=== REQUIRED ACTION ===
Write the data below out in full, exactly as it stands.

=== RAW DATA ===

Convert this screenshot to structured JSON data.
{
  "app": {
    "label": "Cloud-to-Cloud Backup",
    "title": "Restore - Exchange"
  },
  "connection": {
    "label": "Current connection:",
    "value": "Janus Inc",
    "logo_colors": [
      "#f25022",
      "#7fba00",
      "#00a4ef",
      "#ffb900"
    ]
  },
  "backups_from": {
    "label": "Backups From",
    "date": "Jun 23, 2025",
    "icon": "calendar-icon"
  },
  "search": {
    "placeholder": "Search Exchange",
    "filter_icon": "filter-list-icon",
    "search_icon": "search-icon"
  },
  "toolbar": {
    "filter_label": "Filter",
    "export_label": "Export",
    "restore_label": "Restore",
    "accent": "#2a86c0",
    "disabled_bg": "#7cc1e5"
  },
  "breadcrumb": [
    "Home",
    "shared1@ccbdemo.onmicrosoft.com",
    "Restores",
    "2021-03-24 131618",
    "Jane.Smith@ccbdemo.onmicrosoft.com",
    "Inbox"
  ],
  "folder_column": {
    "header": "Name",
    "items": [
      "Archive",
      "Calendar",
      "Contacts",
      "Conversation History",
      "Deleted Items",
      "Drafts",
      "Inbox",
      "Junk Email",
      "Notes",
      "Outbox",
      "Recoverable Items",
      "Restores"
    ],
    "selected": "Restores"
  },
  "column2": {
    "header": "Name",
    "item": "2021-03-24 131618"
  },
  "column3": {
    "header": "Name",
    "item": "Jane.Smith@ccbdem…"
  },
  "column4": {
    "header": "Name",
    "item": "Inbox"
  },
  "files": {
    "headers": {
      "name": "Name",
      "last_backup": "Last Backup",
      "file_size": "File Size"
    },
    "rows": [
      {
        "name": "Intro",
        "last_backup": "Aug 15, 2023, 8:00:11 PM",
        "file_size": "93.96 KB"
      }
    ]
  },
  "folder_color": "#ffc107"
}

=== RESPONSE TO THIS TASK ===
Convert this screenshot to structured JSON data.
{
  "app": {
    "label": "Cloud-to-Cloud Backup",
    "title": "Restore - Exchange"
  },
  "connection": {
    "label": "Current connection:",
    "value": "Janus Inc",
    "logo_colors": [
      "#f25022",
      "#7fba00",
      "#00a4ef",
      "#ffb900"
    ]
  },
  "backups_from": {
    "label": "Backups From",
    "date": "Jun 23, 2025",
    "icon": "calendar-icon"
  },
  "search": {
    "placeholder": "Search Exchange",
    "filter_icon": "filter-list-icon",
    "search_icon": "search-icon"
  },
  "toolbar": {
    "filter_label": "Filter",
    "export_label": "Export",
    "restore_label": "Restore",
    "accent": "#2a86c0",
    "disabled_bg": "#7cc1e5"
  },
  "breadcrumb": [
    "Home",
    "shared1@ccbdemo.onmicrosoft.com",
    "Restores",
    "2021-03-24 131618",
    "Jane.Smith@ccbdemo.onmicrosoft.com",
    "Inbox"
  ],
  "folder_column": {
    "header": "Name",
    "items": [
      "Archive",
      "Calendar",
      "Contacts",
      "Conversation History",
      "Deleted Items",
      "Drafts",
      "Inbox",
      "Junk Email",
      "Notes",
      "Outbox",
      "Recoverable Items",
      "Restores"
    ],
    "selected": "Restores"
  },
  "column2": {
    "header": "Name",
    "item": "2021-03-24 131618"
  },
  "column3": {
    "header": "Name",
    "item": "Jane.Smith@ccbdem…"
  },
  "column4": {
    "header": "Name",
    "item": "Inbox"
  },
  "files": {
    "headers": {
      "name": "Name",
      "last_backup": "Last Backup",
      "file_size": "File Size"
    },
    "rows": [
      {
        "name": "Intro",
        "last_backup": "Aug 15, 2023, 8:00:11 PM",
        "file_size": "93.96 KB"
      }
    ]
  },
  "folder_color": "#ffc107"
}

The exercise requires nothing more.